● WORK ITEM: The answer must be every line of the records below that contains the word "title", copied out.

--------------------------------

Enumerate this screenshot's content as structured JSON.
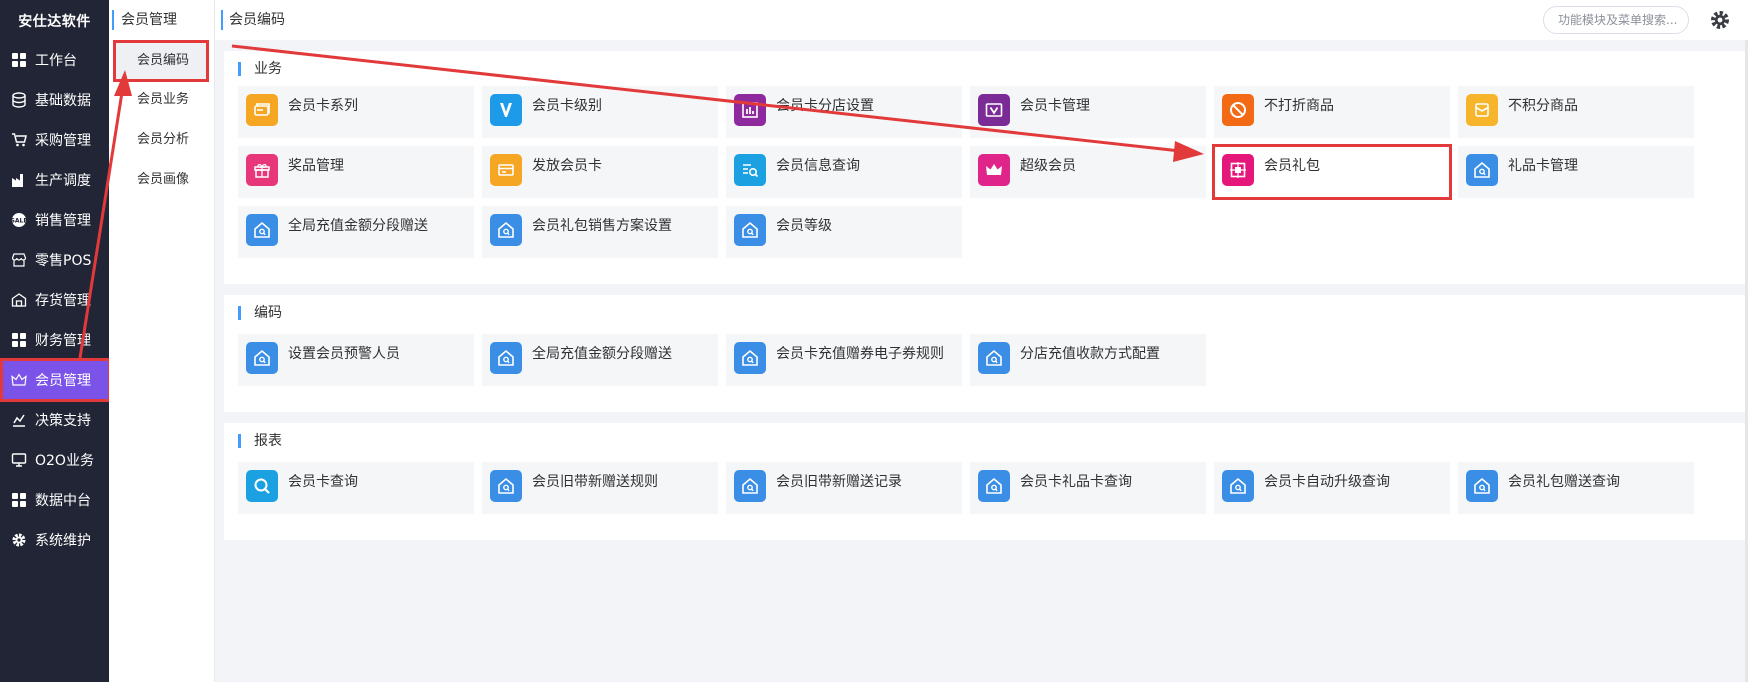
{
  "app": {
    "brand": "安仕达软件"
  },
  "sidebar": {
    "items": [
      {
        "label": "工作台",
        "icon": "grid-icon"
      },
      {
        "label": "基础数据",
        "icon": "database-icon"
      },
      {
        "label": "采购管理",
        "icon": "cart-icon"
      },
      {
        "label": "生产调度",
        "icon": "factory-icon"
      },
      {
        "label": "销售管理",
        "icon": "sale-badge-icon"
      },
      {
        "label": "零售POS",
        "icon": "store-icon"
      },
      {
        "label": "存货管理",
        "icon": "warehouse-icon"
      },
      {
        "label": "财务管理",
        "icon": "grid-icon"
      },
      {
        "label": "会员管理",
        "icon": "crown-icon"
      },
      {
        "label": "决策支持",
        "icon": "chart-icon"
      },
      {
        "label": "O2O业务",
        "icon": "monitor-icon"
      },
      {
        "label": "数据中台",
        "icon": "grid-icon"
      },
      {
        "label": "系统维护",
        "icon": "gear-icon"
      }
    ],
    "active_index": 8
  },
  "subnav": {
    "title": "会员管理",
    "items": [
      {
        "label": "会员编码"
      },
      {
        "label": "会员业务"
      },
      {
        "label": "会员分析"
      },
      {
        "label": "会员画像"
      }
    ],
    "active_index": 0
  },
  "header": {
    "breadcrumb": "会员编码",
    "search_placeholder": "功能模块及菜单搜索..."
  },
  "sections": [
    {
      "title": "业务",
      "tiles": [
        {
          "label": "会员卡系列",
          "icon": "card-stack-icon",
          "color": "#f5a623"
        },
        {
          "label": "会员卡级别",
          "icon": "v-letter-icon",
          "color": "#1e9be8"
        },
        {
          "label": "会员卡分店设置",
          "icon": "shop-chart-icon",
          "color": "#8e2a9e"
        },
        {
          "label": "会员卡管理",
          "icon": "tv-card-icon",
          "color": "#7b2b96"
        },
        {
          "label": "不打折商品",
          "icon": "no-entry-icon",
          "color": "#f26a16"
        },
        {
          "label": "不积分商品",
          "icon": "bag-icon",
          "color": "#f7b52c"
        },
        {
          "label": "奖品管理",
          "icon": "gift-icon",
          "color": "#e8367a"
        },
        {
          "label": "发放会员卡",
          "icon": "send-card-icon",
          "color": "#f5a623"
        },
        {
          "label": "会员信息查询",
          "icon": "search-list-icon",
          "color": "#1ba1e2"
        },
        {
          "label": "超级会员",
          "icon": "crown-icon",
          "color": "#e0258a"
        },
        {
          "label": "会员礼包",
          "icon": "gift-box-icon",
          "color": "#e6177a"
        },
        {
          "label": "礼品卡管理",
          "icon": "house-search-icon",
          "color": "#3a8ee6"
        },
        {
          "label": "全局充值金额分段赠送",
          "icon": "house-search-icon",
          "color": "#3a8ee6"
        },
        {
          "label": "会员礼包销售方案设置",
          "icon": "house-search-icon",
          "color": "#3a8ee6"
        },
        {
          "label": "会员等级",
          "icon": "house-search-icon",
          "color": "#3a8ee6"
        }
      ]
    },
    {
      "title": "编码",
      "tiles": [
        {
          "label": "设置会员预警人员",
          "icon": "house-search-icon",
          "color": "#3a8ee6"
        },
        {
          "label": "全局充值金额分段赠送",
          "icon": "house-search-icon",
          "color": "#3a8ee6"
        },
        {
          "label": "会员卡充值赠券电子券规则",
          "icon": "house-search-icon",
          "color": "#3a8ee6"
        },
        {
          "label": "分店充值收款方式配置",
          "icon": "house-search-icon",
          "color": "#3a8ee6"
        }
      ]
    },
    {
      "title": "报表",
      "tiles": [
        {
          "label": "会员卡查询",
          "icon": "magnifier-icon",
          "color": "#1ba1e2"
        },
        {
          "label": "会员旧带新赠送规则",
          "icon": "house-search-icon",
          "color": "#3a8ee6"
        },
        {
          "label": "会员旧带新赠送记录",
          "icon": "house-search-icon",
          "color": "#3a8ee6"
        },
        {
          "label": "会员卡礼品卡查询",
          "icon": "house-search-icon",
          "color": "#3a8ee6"
        },
        {
          "label": "会员卡自动升级查询",
          "icon": "house-search-icon",
          "color": "#3a8ee6"
        },
        {
          "label": "会员礼包赠送查询",
          "icon": "house-search-icon",
          "color": "#3a8ee6"
        }
      ]
    }
  ],
  "colors": {
    "sidebar_bg": "#222536",
    "active_purple": "#7b53e8",
    "annotation_red": "#e23a3a",
    "accent_blue": "#409eff"
  }
}
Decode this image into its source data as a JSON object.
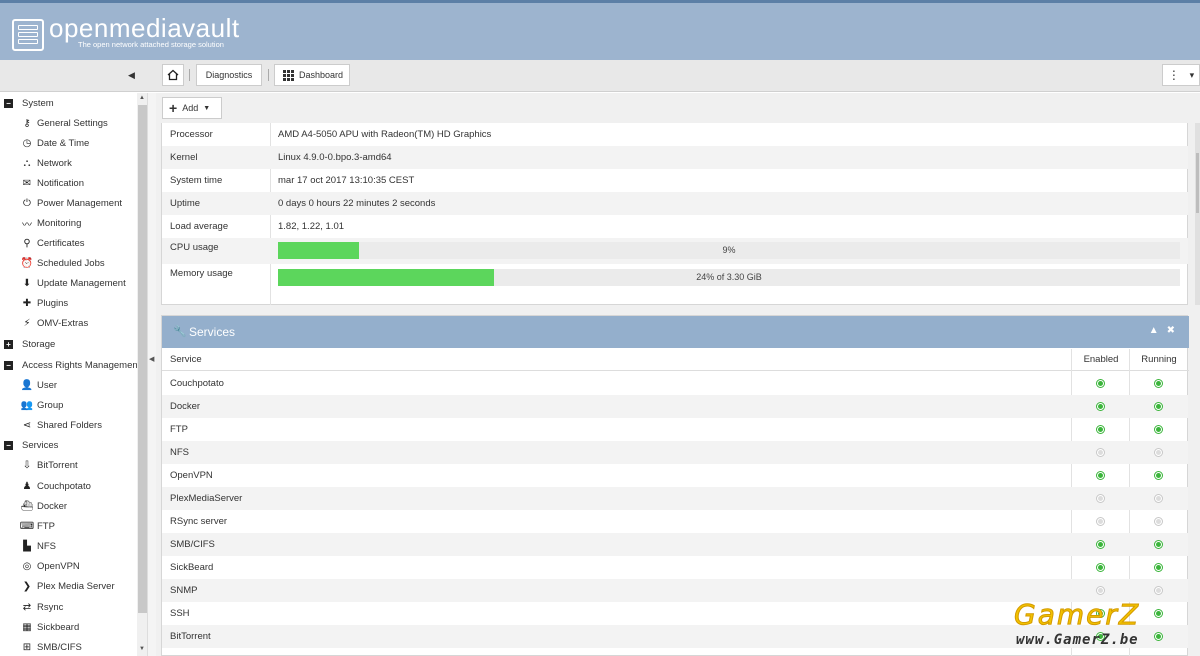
{
  "app": {
    "name": "openmediavault",
    "tagline": "The open network attached storage solution"
  },
  "toolbar": {
    "home_icon": "home-icon",
    "breadcrumbs": [
      "Diagnostics",
      "Dashboard"
    ],
    "more_icon": "⋮",
    "caret_icon": "▾"
  },
  "sidebar": {
    "groups": [
      {
        "label": "System",
        "state": "expanded",
        "children": [
          {
            "label": "General Settings",
            "icon": "key-icon"
          },
          {
            "label": "Date & Time",
            "icon": "clock-icon"
          },
          {
            "label": "Network",
            "icon": "network-icon"
          },
          {
            "label": "Notification",
            "icon": "envelope-icon"
          },
          {
            "label": "Power Management",
            "icon": "power-icon"
          },
          {
            "label": "Monitoring",
            "icon": "chart-icon"
          },
          {
            "label": "Certificates",
            "icon": "certificate-icon"
          },
          {
            "label": "Scheduled Jobs",
            "icon": "alarm-icon"
          },
          {
            "label": "Update Management",
            "icon": "download-icon"
          },
          {
            "label": "Plugins",
            "icon": "puzzle-icon"
          },
          {
            "label": "OMV-Extras",
            "icon": "plug-icon"
          }
        ]
      },
      {
        "label": "Storage",
        "state": "collapsed",
        "children": []
      },
      {
        "label": "Access Rights Managemen",
        "state": "expanded",
        "children": [
          {
            "label": "User",
            "icon": "user-icon"
          },
          {
            "label": "Group",
            "icon": "group-icon"
          },
          {
            "label": "Shared Folders",
            "icon": "share-icon"
          }
        ]
      },
      {
        "label": "Services",
        "state": "expanded",
        "children": [
          {
            "label": "BitTorrent",
            "icon": "bittorrent-icon"
          },
          {
            "label": "Couchpotato",
            "icon": "couchpotato-icon"
          },
          {
            "label": "Docker",
            "icon": "docker-icon"
          },
          {
            "label": "FTP",
            "icon": "ftp-icon"
          },
          {
            "label": "NFS",
            "icon": "nfs-icon"
          },
          {
            "label": "OpenVPN",
            "icon": "openvpn-icon"
          },
          {
            "label": "Plex Media Server",
            "icon": "plex-icon"
          },
          {
            "label": "Rsync",
            "icon": "rsync-icon"
          },
          {
            "label": "Sickbeard",
            "icon": "sickbeard-icon"
          },
          {
            "label": "SMB/CIFS",
            "icon": "windows-icon"
          }
        ]
      }
    ]
  },
  "main": {
    "add_button": "Add",
    "system_info": [
      {
        "label": "Processor",
        "value": "AMD A4-5050 APU with Radeon(TM) HD Graphics"
      },
      {
        "label": "Kernel",
        "value": "Linux 4.9.0-0.bpo.3-amd64"
      },
      {
        "label": "System time",
        "value": "mar 17 oct 2017 13:10:35 CEST"
      },
      {
        "label": "Uptime",
        "value": "0 days 0 hours 22 minutes 2 seconds"
      },
      {
        "label": "Load average",
        "value": "1.82, 1.22, 1.01"
      }
    ],
    "cpu": {
      "label": "CPU usage",
      "text": "9%",
      "percent": 9
    },
    "memory": {
      "label": "Memory usage",
      "text": "24% of 3.30 GiB",
      "percent": 24
    },
    "services_panel": {
      "title": "Services",
      "columns": [
        "Service",
        "Enabled",
        "Running"
      ],
      "rows": [
        {
          "name": "Couchpotato",
          "enabled": true,
          "running": true
        },
        {
          "name": "Docker",
          "enabled": true,
          "running": true
        },
        {
          "name": "FTP",
          "enabled": true,
          "running": true
        },
        {
          "name": "NFS",
          "enabled": false,
          "running": false
        },
        {
          "name": "OpenVPN",
          "enabled": true,
          "running": true
        },
        {
          "name": "PlexMediaServer",
          "enabled": false,
          "running": false
        },
        {
          "name": "RSync server",
          "enabled": false,
          "running": false
        },
        {
          "name": "SMB/CIFS",
          "enabled": true,
          "running": true
        },
        {
          "name": "SickBeard",
          "enabled": true,
          "running": true
        },
        {
          "name": "SNMP",
          "enabled": false,
          "running": false
        },
        {
          "name": "SSH",
          "enabled": true,
          "running": true
        },
        {
          "name": "BitTorrent",
          "enabled": true,
          "running": true
        }
      ]
    }
  },
  "watermark": {
    "line1": "GamerZ",
    "line2": "www.GamerZ.be"
  },
  "colors": {
    "header": "#9db4cf",
    "panel_header": "#94afcc",
    "progress": "#5cd65c",
    "status_on": "#3bb53b"
  }
}
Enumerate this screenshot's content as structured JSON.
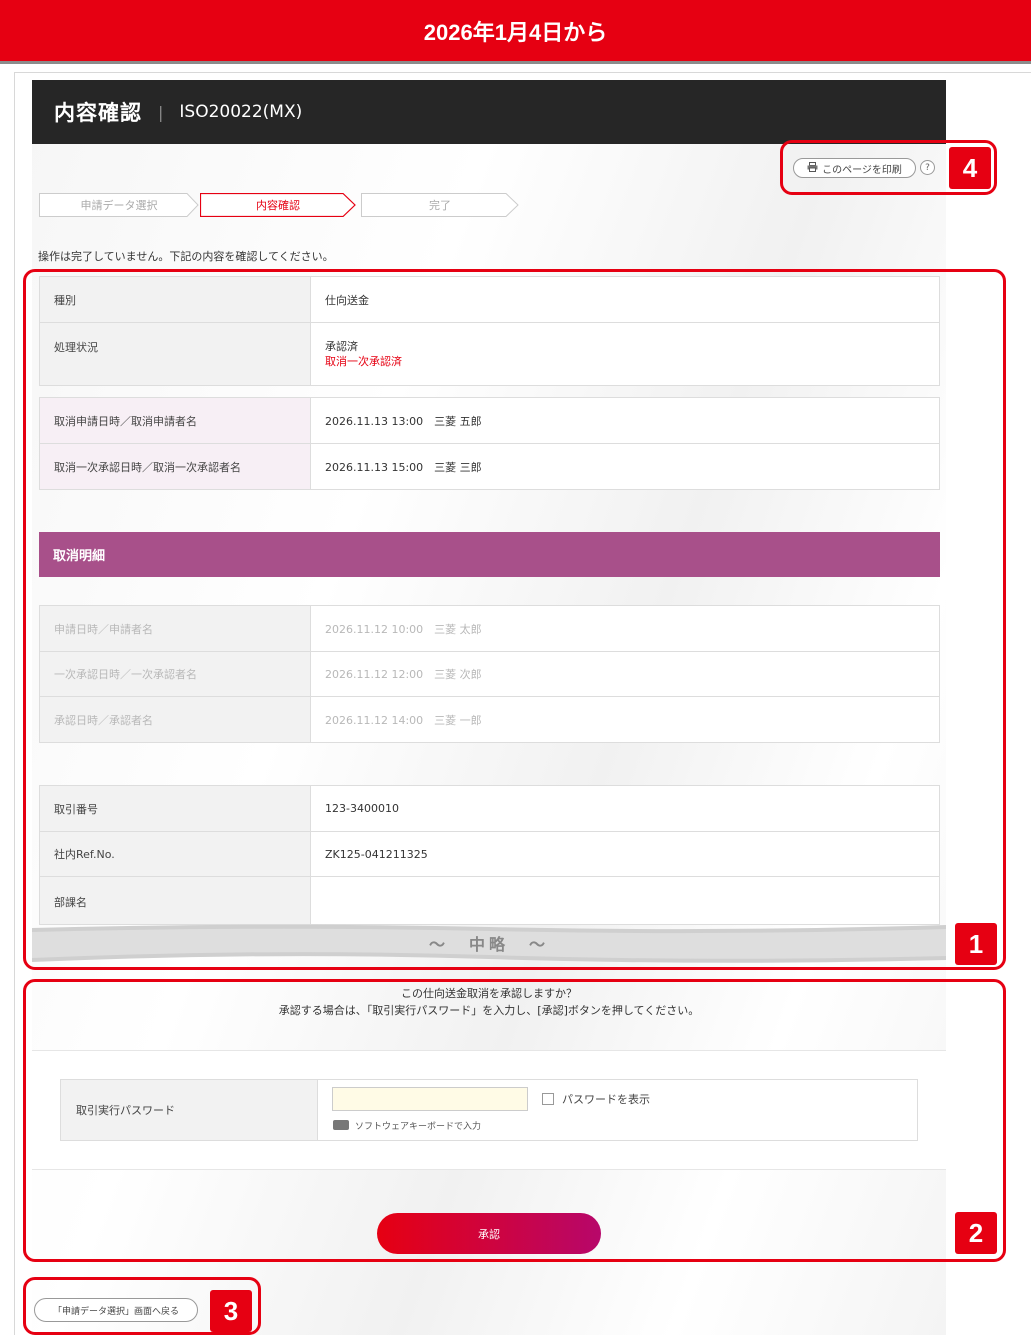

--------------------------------

● TASK RESULT:
    "title": "会员管理",
      "title": "业务",
      "title": "编码",
      "title": "报表",
      "title": "Services",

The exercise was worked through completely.